  16. Late entry to antenatal care in New South Wales, Australia

    Directory of Open Access Journals (Sweden)

    Rubin George

    2006-08-01

    Full Text Available Abstract Aims This study aimed to assess the prevalence of women who entered antenatal care (ANC late and to identify factors related to the late entry to ANC in New South Wales (NSW in 2004. Methods The NSW Midwives Data Collection contained data of 85,034 women who gave birth in 2004. Data were downloaded using SAS and transferred to STATA 8.0. Entering ANC after 12 weeks of gestation was classified as late. The Andersen Health Seeking Behaviour Model was used for selection and analyses of related factors. Regression and hierarchical analyses were used to identify significant factors and their relative contributions to the variation of pregnancy duration at entry to ANC. Results 41% of women commenced ANC after 12 weeks of gestation. Inequality existed between groups of women with predisposing characteristics and enabling resources contributed more to the variation in pregnancy duration at entry to ANC than needs. The groups of women with highest risk were teenagers, migrants from developing countries, women living in Western Sydney, Aboriginal and Torres Strait Islanders, women with three or more previous pregnancies and heavy smokers. The high risk groups with largest number of women were migrants from developing countries and women living in Western Sydney. Conclusion A large number of women in NSW entered ANC late in their pregnancies. Efforts to increase early entry to ANC should be targeted on identified high risk groups of women.

  17. Cones of Games arising from Market Entry Problems

    NARCIS (Netherlands)

    Brânzei, R.; Tijs, S.H.; Timmer, J.B.

    2000-01-01

    Market entry situations are modelled, where an entrepreneur has to decide for a collection of markets which market to enter and which not. The entrepreneur can improve his prior information by making use of a group of informants, each of them knowing the situation in one or more markets. For such a

  18. Entry Level Systems Analysts: What Does the Industry Want?

    Directory of Open Access Journals (Sweden)

    Donna M. Grant

    2016-06-01

    Full Text Available This study investigates the skill sets necessary for entry level systems analysts. Towards this end, the study combines two sources of data, namely, a content analysis of 200 systems analysts’ online job advertisements and a survey of 20 senior Information Systems (IS professionals.
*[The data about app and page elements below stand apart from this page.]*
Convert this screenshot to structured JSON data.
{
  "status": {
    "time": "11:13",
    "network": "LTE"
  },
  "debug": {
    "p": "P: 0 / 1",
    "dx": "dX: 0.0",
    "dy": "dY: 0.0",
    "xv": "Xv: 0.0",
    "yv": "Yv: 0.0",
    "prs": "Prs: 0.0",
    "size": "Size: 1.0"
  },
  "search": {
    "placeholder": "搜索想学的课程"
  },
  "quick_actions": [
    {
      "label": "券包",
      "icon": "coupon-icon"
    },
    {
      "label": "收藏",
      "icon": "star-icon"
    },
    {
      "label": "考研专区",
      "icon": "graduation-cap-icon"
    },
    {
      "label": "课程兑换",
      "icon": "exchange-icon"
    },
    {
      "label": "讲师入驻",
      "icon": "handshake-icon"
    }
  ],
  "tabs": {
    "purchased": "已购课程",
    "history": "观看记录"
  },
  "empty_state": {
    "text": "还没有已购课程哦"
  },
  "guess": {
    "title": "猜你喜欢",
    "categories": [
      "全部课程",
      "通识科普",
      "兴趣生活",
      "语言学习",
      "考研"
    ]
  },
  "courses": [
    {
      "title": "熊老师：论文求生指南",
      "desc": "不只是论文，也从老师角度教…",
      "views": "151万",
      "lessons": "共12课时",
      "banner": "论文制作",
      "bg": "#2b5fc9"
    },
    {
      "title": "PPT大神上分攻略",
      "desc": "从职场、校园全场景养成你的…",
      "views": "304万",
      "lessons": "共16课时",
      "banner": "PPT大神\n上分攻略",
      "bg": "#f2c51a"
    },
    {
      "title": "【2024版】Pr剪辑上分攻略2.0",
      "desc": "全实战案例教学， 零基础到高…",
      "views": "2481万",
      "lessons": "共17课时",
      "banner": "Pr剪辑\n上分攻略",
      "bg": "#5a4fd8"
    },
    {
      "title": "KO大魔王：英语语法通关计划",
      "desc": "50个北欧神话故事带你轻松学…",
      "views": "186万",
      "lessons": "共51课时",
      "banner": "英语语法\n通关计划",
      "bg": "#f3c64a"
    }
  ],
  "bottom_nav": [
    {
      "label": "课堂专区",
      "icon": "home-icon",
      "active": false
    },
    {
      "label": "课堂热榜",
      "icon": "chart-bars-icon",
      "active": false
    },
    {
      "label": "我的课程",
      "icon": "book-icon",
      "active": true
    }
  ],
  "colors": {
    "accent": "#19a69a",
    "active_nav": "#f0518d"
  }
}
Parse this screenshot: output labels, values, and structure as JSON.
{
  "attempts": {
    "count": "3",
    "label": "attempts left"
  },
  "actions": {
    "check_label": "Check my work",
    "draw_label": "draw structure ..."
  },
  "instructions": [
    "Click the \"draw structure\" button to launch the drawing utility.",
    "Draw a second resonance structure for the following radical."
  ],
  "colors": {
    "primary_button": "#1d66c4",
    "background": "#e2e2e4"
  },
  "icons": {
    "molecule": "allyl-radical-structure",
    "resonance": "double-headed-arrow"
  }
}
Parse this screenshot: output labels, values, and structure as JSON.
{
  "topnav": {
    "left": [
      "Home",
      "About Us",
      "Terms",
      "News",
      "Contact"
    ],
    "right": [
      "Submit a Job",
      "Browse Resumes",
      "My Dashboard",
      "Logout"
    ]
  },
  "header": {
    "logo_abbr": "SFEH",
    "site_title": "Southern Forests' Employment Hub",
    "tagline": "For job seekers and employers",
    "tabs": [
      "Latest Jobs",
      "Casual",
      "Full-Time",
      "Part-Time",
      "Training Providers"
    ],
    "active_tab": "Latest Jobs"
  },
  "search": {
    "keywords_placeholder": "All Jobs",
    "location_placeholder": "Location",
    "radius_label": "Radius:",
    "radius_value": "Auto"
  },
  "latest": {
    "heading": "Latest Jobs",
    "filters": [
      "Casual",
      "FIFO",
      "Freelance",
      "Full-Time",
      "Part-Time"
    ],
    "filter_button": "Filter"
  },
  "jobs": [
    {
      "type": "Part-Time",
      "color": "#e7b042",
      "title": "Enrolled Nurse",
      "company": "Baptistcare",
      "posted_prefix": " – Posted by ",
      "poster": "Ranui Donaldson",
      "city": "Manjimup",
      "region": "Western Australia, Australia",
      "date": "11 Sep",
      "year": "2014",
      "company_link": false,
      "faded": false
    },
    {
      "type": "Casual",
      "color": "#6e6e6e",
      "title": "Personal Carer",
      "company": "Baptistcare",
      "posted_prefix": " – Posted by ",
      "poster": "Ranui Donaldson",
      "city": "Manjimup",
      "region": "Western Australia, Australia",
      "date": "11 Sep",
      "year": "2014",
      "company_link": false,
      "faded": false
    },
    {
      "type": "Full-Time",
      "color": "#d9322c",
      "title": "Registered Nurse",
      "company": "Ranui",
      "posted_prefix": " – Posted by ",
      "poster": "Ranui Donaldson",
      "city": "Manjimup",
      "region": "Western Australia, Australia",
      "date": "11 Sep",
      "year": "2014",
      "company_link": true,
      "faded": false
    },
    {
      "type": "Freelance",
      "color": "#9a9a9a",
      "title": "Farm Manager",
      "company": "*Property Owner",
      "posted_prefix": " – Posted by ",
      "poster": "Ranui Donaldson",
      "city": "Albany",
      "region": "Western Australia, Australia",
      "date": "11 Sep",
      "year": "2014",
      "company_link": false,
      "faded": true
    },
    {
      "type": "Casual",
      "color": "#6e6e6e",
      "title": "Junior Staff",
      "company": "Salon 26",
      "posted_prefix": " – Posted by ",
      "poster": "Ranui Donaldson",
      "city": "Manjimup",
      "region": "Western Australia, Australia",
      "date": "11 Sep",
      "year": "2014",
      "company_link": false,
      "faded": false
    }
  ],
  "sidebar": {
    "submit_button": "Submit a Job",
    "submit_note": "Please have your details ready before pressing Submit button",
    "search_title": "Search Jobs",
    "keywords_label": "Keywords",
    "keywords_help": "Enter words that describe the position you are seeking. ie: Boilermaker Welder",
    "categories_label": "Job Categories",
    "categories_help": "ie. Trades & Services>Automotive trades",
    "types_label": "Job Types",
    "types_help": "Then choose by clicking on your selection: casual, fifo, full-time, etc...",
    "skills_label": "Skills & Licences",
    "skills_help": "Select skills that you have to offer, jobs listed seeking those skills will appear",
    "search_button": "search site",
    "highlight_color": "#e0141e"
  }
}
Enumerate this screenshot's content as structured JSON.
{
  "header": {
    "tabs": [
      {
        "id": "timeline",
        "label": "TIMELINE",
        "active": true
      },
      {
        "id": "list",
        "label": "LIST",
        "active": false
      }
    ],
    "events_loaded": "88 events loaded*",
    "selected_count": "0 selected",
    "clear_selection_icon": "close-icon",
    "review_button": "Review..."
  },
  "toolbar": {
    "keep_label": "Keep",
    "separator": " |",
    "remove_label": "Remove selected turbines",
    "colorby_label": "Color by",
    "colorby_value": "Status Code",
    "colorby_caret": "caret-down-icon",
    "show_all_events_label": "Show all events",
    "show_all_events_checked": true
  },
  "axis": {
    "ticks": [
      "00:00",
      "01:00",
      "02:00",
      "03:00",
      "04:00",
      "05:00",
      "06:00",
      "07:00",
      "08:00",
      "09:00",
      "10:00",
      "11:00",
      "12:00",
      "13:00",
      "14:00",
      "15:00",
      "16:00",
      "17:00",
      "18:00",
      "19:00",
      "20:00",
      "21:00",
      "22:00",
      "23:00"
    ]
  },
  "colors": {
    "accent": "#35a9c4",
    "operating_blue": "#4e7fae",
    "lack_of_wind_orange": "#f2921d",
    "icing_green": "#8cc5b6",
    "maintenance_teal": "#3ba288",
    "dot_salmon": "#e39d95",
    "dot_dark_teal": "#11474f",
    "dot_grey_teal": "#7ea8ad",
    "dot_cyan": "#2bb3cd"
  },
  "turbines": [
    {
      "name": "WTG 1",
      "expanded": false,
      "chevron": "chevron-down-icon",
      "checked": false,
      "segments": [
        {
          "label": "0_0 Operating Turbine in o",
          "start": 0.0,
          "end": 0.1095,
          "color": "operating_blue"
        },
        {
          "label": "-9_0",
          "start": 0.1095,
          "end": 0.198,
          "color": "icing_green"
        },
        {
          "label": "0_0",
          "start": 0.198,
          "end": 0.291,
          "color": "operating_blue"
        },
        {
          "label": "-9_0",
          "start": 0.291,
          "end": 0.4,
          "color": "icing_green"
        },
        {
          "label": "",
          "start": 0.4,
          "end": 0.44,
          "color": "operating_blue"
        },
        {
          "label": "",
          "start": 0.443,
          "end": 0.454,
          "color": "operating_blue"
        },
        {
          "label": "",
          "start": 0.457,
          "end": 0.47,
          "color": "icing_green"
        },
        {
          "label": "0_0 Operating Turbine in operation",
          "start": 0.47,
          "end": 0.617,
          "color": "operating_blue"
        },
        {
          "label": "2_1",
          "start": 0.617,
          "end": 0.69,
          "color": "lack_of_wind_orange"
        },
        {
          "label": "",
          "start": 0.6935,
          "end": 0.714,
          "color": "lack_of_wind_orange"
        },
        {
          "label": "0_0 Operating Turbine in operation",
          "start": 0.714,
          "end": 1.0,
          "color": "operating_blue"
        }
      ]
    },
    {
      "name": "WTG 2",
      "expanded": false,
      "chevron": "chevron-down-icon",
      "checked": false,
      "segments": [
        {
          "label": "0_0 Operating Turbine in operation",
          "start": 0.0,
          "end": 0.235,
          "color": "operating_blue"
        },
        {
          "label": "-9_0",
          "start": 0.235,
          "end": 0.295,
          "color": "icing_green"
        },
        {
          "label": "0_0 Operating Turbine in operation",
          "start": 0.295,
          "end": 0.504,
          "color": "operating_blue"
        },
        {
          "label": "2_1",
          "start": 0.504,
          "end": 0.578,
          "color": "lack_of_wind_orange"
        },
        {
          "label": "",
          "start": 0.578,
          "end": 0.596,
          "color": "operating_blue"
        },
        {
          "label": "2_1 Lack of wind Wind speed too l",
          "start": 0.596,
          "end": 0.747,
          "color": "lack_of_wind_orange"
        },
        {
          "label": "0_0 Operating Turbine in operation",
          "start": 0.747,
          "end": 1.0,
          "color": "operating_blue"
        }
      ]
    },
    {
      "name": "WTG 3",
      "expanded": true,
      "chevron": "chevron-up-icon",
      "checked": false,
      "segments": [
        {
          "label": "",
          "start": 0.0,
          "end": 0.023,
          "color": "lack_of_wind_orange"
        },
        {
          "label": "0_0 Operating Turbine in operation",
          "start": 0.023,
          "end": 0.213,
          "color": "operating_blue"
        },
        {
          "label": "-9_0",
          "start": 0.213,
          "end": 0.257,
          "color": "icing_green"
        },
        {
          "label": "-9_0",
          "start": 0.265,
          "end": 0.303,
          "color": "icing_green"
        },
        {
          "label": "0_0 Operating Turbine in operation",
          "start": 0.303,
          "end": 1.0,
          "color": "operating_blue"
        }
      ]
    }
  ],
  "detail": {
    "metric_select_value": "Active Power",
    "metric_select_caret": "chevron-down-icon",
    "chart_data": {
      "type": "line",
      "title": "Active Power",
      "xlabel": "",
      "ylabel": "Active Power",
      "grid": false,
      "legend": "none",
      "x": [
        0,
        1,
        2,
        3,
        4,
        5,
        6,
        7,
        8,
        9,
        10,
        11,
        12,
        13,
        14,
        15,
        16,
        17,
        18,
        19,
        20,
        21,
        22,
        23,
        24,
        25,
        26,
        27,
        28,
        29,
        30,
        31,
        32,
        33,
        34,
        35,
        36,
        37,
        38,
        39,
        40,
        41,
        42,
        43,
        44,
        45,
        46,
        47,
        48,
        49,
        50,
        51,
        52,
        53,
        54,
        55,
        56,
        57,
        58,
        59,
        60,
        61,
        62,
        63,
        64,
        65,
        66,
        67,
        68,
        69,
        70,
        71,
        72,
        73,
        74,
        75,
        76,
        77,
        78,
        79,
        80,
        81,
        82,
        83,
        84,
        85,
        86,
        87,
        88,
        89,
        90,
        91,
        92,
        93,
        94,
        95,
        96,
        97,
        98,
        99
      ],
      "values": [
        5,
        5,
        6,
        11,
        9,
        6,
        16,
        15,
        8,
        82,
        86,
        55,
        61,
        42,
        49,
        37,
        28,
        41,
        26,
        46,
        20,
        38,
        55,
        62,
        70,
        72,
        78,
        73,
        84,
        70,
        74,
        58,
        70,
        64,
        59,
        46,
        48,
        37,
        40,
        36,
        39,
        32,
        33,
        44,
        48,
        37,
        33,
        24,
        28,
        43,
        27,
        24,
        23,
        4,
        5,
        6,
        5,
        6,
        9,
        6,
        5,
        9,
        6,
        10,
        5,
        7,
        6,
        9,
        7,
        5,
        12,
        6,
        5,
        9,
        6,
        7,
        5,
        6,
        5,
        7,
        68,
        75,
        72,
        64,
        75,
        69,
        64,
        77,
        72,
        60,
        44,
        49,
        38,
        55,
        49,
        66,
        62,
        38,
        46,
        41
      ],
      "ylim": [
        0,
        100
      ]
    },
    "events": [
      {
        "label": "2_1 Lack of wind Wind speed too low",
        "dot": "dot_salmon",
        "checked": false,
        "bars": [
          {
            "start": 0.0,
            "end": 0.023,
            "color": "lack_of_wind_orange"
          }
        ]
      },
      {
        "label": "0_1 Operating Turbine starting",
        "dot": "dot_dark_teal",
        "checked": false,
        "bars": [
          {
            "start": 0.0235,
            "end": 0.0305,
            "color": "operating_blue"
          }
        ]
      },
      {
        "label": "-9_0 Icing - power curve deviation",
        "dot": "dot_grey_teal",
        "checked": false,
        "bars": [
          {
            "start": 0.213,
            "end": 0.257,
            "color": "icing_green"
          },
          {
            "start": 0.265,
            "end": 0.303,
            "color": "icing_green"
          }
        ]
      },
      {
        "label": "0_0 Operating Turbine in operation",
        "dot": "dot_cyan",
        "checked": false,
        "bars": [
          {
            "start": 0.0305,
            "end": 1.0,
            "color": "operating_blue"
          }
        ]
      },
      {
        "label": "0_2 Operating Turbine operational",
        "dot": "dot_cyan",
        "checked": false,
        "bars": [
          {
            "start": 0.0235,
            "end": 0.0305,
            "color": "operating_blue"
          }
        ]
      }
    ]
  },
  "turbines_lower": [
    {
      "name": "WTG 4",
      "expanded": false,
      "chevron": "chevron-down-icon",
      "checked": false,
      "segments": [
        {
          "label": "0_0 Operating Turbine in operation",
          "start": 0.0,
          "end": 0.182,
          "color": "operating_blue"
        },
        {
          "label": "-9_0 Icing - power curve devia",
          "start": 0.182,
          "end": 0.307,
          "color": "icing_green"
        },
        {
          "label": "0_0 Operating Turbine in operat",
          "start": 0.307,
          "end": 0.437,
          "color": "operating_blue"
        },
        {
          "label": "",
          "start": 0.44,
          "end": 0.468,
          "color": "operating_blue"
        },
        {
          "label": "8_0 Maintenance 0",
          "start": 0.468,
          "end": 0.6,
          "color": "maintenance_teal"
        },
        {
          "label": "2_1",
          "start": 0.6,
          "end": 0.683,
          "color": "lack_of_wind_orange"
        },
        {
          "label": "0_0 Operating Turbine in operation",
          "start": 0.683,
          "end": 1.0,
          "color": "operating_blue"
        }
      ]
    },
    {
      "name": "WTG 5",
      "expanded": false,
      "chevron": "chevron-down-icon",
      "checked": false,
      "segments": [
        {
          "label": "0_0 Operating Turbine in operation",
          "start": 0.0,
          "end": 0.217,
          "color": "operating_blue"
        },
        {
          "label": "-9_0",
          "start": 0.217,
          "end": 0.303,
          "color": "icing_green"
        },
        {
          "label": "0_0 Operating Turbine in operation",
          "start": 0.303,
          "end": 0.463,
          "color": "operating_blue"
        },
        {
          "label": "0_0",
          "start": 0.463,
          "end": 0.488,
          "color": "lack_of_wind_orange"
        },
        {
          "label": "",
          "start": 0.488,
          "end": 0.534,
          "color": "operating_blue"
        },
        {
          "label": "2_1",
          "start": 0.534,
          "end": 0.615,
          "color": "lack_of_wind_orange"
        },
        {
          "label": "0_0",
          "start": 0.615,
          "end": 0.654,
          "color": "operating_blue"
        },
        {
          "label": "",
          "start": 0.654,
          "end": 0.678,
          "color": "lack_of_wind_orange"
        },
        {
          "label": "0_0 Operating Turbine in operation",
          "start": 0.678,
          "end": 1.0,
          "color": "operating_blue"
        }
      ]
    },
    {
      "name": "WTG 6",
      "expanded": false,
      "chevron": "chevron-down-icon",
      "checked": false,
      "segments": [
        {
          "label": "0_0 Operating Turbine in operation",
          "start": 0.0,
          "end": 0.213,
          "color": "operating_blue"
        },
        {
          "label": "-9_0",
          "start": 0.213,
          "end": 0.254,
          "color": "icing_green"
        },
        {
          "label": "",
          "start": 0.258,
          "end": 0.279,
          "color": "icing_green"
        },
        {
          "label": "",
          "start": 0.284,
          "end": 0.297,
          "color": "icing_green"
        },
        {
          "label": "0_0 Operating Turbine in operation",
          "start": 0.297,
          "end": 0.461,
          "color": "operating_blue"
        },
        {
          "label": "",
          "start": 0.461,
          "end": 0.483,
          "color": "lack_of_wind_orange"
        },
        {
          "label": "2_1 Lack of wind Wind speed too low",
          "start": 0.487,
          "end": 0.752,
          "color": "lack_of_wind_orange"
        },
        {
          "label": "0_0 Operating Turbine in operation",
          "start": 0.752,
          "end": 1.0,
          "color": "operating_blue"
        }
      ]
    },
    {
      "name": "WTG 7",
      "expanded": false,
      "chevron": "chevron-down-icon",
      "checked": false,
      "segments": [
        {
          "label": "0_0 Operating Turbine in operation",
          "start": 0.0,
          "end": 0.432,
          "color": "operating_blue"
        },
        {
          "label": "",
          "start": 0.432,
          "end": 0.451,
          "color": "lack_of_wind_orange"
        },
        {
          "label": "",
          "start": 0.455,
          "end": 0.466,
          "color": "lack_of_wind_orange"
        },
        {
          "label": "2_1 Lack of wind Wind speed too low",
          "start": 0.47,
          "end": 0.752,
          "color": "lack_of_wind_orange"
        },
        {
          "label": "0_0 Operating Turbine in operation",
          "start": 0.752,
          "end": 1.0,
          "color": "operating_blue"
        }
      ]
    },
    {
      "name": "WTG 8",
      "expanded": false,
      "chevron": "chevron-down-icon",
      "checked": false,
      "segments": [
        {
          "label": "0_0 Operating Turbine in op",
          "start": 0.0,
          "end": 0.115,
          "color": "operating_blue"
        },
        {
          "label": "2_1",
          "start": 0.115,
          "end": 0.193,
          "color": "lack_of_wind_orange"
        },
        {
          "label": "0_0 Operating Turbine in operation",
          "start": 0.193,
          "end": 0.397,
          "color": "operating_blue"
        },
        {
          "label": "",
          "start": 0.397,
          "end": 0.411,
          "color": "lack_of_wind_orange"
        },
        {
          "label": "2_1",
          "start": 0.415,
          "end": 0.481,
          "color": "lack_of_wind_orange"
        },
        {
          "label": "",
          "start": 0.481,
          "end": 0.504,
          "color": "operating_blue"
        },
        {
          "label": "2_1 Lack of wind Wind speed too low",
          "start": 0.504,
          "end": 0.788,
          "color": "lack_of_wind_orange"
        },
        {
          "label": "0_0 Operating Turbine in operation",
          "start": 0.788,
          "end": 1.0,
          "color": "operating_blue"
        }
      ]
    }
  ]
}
Based on Chi-square tests, the results reveal that most employers prefer entry level systems analysts with an undergraduate Computer Science degree. Furthermore, most of the employers prefer entry level systems analysts to have some years of experience as well as industry certifications. The results also reveal that there is a higher preference for entry level systems analysts who have non-technical and people skills (e.g., problem solving and oral communication. The empirical results from this study will inform IS educators as they develop future systems analysts. Additionally, the results will be useful to the aspiring systems analysts who need to make sure that they have the necessary job skills before graduating and entering the labor market.

  19. The University of Sydney Library Catalogue Data Entry System.

    Science.gov (United States)

    Jacob, M. E. L.; And Others

    1975-01-01

    This report is a description of the history, development, and present state of the University of Sydney Library Catalog Data Entry System. The system has been designed for use on an IBM System 360/20 using assembler programing language. While its primary objective is the generation of machine-readable catalogs, a byproduct of the system has been…

  20. Rift Valley Fever Virus Glycoproteins, Key to Entry and Control

    NARCIS (Netherlands)

    de Boer, S.M.

    2013-01-01

    In this thesis we have focussed on the RVFV Gn and Gc glycoproteins, the keys for virus entry and virus control. RVFV is an emerging virus that has already spread across the African continent and to the Arabian Peninsula. Outbreaks of RVFV are characterized by abortion storms and high mortality,